[Component data from apps and pages]
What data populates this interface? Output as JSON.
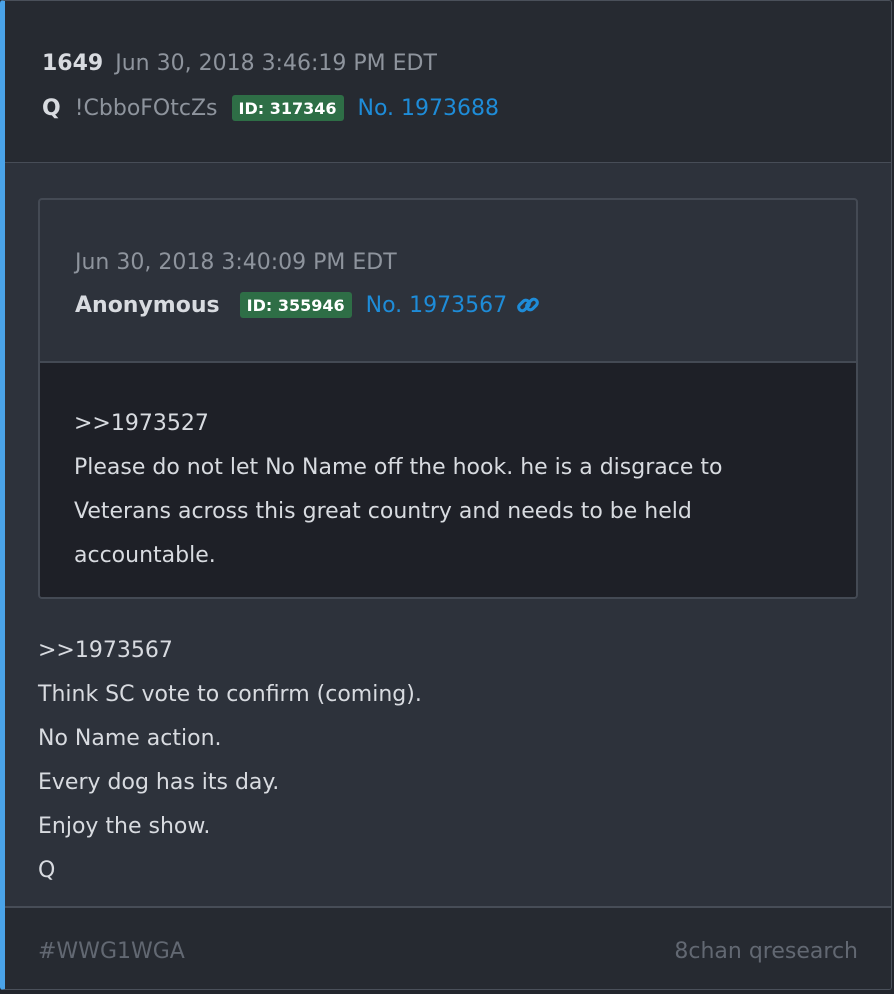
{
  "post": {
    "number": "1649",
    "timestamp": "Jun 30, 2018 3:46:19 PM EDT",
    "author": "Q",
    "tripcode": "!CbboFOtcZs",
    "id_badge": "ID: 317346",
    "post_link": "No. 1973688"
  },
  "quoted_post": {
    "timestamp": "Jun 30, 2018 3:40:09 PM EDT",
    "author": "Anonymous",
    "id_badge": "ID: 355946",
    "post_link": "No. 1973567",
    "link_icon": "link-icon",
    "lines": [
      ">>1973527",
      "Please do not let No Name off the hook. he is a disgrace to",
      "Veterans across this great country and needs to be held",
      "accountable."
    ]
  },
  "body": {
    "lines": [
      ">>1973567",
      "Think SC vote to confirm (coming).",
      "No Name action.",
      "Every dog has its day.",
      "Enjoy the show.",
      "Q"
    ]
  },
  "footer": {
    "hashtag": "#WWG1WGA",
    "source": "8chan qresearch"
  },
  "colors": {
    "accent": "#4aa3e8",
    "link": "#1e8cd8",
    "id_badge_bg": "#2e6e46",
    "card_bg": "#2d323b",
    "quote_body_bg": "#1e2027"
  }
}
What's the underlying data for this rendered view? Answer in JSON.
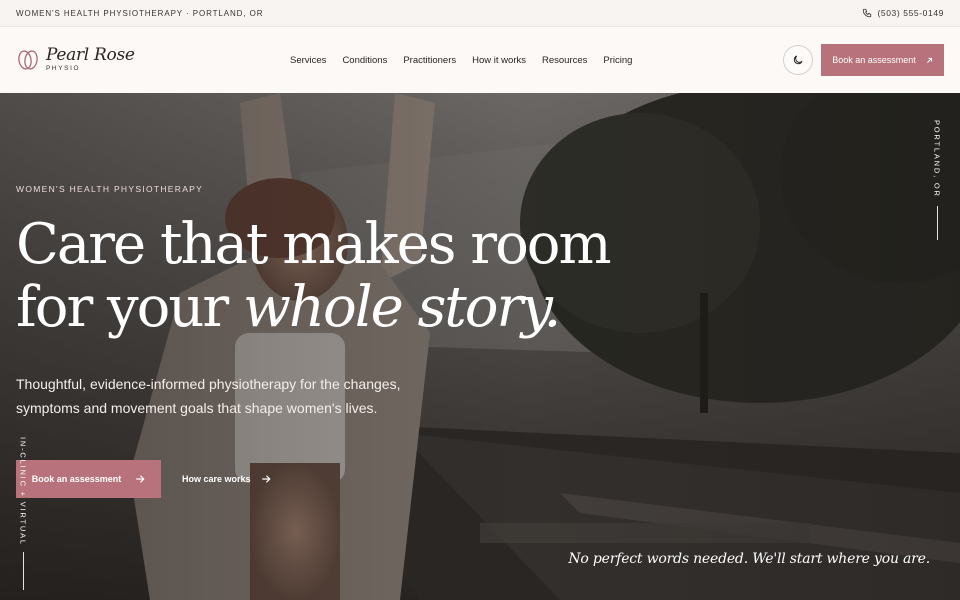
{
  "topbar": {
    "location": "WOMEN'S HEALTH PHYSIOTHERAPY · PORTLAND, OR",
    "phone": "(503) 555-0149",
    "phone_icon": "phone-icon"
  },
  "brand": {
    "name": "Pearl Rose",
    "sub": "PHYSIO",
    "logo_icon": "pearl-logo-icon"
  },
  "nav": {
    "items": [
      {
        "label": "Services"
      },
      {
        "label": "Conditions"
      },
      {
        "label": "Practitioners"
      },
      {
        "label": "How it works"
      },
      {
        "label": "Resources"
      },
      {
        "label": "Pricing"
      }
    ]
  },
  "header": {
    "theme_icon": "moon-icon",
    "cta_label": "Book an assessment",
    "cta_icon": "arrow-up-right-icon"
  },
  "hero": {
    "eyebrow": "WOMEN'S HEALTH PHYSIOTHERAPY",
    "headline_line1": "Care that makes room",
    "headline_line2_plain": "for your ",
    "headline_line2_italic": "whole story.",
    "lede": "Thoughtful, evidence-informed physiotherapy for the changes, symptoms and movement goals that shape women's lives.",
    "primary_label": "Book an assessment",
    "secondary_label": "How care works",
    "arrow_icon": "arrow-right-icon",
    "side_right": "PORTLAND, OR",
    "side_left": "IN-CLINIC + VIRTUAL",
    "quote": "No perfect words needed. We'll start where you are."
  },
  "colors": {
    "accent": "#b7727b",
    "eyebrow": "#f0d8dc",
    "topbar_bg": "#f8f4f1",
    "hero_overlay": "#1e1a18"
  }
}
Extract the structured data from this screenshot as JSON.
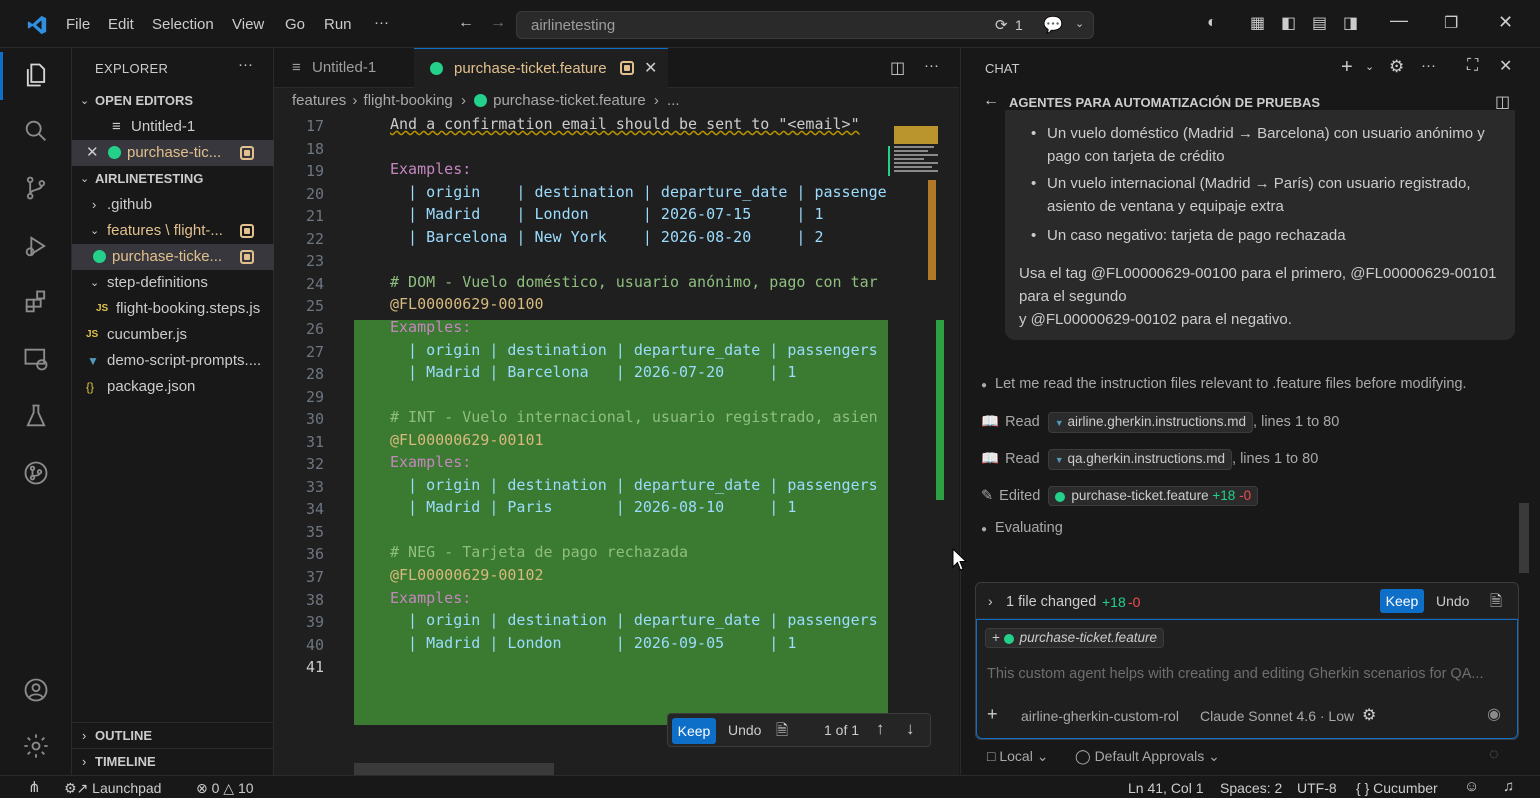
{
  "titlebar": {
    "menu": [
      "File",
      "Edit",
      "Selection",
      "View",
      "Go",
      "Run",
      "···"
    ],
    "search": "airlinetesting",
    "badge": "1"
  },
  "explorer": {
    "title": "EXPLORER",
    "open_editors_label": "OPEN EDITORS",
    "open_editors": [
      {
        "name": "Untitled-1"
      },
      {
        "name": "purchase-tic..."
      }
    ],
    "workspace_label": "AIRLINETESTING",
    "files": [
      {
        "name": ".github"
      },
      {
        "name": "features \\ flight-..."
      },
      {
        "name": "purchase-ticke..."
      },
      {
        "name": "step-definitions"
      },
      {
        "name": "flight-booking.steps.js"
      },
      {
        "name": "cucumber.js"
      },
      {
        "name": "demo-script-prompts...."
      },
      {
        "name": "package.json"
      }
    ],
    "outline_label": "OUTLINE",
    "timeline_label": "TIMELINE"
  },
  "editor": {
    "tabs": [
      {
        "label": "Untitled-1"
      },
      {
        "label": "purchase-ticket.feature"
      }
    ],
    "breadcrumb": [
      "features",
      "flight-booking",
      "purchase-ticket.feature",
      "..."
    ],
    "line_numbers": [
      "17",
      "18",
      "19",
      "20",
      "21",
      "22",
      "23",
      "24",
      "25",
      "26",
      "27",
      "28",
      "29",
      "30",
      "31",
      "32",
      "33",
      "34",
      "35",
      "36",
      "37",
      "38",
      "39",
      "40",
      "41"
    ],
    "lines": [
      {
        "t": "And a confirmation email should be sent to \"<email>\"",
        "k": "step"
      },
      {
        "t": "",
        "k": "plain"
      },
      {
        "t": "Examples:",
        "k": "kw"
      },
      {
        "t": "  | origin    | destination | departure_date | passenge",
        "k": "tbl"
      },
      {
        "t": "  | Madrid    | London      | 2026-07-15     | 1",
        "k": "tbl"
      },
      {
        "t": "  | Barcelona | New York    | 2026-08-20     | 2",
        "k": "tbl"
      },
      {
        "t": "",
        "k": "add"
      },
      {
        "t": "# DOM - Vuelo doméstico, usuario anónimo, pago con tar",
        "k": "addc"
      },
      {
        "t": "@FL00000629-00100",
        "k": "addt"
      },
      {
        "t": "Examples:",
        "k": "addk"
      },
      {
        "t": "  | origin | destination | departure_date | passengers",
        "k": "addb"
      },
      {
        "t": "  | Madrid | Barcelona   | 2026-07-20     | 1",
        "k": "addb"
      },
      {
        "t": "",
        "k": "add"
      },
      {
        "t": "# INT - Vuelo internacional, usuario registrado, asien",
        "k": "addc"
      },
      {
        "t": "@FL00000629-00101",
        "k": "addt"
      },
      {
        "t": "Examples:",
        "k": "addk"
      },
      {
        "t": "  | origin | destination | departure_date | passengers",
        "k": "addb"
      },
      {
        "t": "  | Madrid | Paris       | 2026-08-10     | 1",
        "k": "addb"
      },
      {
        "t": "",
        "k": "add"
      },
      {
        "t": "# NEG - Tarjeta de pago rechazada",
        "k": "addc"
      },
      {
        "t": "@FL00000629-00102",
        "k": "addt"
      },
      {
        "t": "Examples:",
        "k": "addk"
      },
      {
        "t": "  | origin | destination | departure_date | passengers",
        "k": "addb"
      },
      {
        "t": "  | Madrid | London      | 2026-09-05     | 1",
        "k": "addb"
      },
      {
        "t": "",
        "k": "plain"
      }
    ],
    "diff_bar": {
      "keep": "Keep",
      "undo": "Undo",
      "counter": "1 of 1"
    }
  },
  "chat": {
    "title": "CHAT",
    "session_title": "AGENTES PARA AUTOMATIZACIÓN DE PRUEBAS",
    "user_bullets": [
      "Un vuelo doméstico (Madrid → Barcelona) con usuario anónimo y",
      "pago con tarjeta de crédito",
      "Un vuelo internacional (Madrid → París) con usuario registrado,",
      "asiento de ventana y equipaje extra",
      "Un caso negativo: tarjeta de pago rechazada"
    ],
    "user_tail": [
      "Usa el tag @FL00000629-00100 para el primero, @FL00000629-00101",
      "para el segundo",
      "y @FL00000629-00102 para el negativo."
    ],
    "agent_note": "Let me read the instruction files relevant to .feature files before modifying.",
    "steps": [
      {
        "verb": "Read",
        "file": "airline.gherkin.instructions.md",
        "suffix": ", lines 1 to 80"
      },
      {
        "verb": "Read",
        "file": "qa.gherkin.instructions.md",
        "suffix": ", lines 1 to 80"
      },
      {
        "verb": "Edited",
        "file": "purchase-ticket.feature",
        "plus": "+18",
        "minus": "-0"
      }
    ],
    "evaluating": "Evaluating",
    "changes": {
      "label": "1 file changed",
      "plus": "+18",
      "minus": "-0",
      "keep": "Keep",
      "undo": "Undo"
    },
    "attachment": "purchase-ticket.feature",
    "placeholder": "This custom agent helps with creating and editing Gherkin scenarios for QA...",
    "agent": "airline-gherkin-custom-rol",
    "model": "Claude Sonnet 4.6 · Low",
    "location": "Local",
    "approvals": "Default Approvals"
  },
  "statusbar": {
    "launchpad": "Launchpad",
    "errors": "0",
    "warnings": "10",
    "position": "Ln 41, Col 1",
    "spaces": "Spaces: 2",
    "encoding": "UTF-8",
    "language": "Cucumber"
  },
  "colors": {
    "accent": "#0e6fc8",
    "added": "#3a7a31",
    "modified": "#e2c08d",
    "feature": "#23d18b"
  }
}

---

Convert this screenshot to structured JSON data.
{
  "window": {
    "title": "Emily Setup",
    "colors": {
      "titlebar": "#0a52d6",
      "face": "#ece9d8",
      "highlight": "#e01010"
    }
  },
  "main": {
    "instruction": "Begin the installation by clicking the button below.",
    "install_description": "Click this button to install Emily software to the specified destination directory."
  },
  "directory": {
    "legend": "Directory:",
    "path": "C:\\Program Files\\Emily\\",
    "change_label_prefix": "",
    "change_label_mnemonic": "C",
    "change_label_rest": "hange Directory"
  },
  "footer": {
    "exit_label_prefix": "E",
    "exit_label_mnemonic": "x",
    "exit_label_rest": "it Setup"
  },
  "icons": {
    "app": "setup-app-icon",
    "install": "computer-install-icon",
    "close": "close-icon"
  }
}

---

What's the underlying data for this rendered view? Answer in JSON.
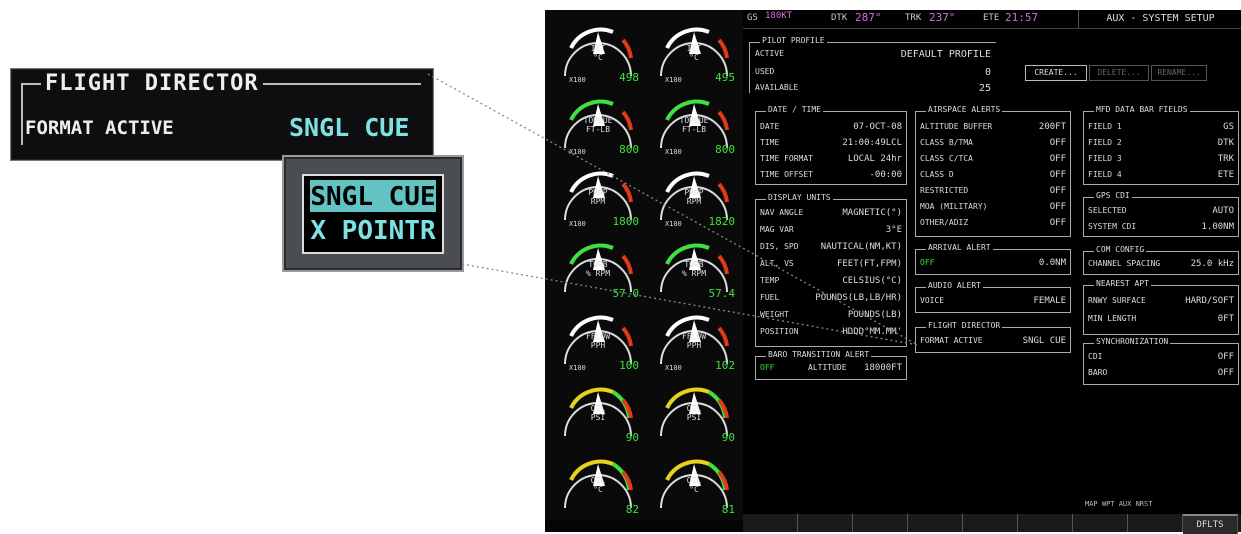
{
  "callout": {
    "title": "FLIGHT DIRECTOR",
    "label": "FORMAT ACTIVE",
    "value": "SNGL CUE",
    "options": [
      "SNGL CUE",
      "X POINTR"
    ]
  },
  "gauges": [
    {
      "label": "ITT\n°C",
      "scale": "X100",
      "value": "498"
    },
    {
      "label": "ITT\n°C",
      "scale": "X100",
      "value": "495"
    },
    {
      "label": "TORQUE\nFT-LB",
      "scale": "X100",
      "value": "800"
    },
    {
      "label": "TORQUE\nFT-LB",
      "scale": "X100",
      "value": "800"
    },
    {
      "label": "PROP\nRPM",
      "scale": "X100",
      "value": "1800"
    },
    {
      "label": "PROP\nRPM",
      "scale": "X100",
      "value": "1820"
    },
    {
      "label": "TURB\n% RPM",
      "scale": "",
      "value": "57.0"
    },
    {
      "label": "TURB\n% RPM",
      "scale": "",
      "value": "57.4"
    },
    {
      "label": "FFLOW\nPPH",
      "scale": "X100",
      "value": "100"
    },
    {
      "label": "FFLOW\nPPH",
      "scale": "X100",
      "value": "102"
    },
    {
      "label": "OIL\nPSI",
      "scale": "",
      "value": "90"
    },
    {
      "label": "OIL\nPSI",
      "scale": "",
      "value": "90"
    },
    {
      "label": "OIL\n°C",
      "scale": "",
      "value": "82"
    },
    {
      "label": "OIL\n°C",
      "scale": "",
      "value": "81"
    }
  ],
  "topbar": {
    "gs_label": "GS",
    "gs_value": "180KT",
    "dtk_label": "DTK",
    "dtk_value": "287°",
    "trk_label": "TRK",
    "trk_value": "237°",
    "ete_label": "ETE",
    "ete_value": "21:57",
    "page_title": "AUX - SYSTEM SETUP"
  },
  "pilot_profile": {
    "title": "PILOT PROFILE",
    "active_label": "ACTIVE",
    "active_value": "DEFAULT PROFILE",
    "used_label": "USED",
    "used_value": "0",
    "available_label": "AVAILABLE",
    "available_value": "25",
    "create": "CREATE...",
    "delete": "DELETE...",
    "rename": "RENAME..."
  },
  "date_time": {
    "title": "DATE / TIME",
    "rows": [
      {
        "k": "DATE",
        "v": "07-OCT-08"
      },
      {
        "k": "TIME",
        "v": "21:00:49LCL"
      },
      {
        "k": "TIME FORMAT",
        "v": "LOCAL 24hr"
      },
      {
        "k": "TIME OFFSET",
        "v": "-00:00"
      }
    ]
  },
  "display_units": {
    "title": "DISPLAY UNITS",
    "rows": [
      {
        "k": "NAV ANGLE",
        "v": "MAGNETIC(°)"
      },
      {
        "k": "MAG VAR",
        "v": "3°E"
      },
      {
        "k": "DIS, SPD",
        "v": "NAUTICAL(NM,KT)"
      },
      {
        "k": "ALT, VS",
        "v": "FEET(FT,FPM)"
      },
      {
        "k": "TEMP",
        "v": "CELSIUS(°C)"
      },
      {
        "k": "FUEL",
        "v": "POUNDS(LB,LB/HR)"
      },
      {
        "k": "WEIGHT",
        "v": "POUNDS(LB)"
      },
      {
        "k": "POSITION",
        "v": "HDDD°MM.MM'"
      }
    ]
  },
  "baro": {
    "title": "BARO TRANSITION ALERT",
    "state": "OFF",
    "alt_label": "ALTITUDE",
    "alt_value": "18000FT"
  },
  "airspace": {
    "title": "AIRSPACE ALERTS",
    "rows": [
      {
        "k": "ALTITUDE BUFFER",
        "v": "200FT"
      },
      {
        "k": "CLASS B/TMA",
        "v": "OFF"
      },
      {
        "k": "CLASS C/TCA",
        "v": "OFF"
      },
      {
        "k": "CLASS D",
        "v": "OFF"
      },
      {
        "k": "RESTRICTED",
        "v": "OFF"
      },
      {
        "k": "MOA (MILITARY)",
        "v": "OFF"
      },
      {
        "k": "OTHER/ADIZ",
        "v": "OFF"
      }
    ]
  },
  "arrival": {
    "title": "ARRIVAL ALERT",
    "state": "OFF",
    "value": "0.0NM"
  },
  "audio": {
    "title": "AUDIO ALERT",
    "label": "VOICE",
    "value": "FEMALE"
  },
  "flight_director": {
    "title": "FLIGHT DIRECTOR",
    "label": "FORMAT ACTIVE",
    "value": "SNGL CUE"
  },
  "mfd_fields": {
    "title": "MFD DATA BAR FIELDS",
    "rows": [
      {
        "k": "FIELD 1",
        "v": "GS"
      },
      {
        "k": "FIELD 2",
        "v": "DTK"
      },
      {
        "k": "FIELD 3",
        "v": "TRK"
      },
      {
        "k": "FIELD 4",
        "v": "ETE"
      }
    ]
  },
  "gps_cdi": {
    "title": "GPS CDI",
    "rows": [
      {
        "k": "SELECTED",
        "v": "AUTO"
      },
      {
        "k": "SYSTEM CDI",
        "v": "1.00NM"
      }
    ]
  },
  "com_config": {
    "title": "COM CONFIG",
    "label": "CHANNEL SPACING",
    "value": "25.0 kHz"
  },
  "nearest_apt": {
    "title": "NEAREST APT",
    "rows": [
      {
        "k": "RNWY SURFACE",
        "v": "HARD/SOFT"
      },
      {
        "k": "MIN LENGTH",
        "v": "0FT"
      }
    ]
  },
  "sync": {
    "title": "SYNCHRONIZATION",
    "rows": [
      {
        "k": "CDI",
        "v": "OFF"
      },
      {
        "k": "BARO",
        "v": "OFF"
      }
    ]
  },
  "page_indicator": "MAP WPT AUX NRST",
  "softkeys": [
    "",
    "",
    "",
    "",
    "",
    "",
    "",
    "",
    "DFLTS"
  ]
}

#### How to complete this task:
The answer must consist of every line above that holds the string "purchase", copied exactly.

#### Written answer:
        "name": "purchase-tic..."
        "name": "purchase-ticke..."
        "label": "purchase-ticket.feature"
      "purchase-ticket.feature",
        "file": "purchase-ticket.feature",
    "attachment": "purchase-ticket.feature",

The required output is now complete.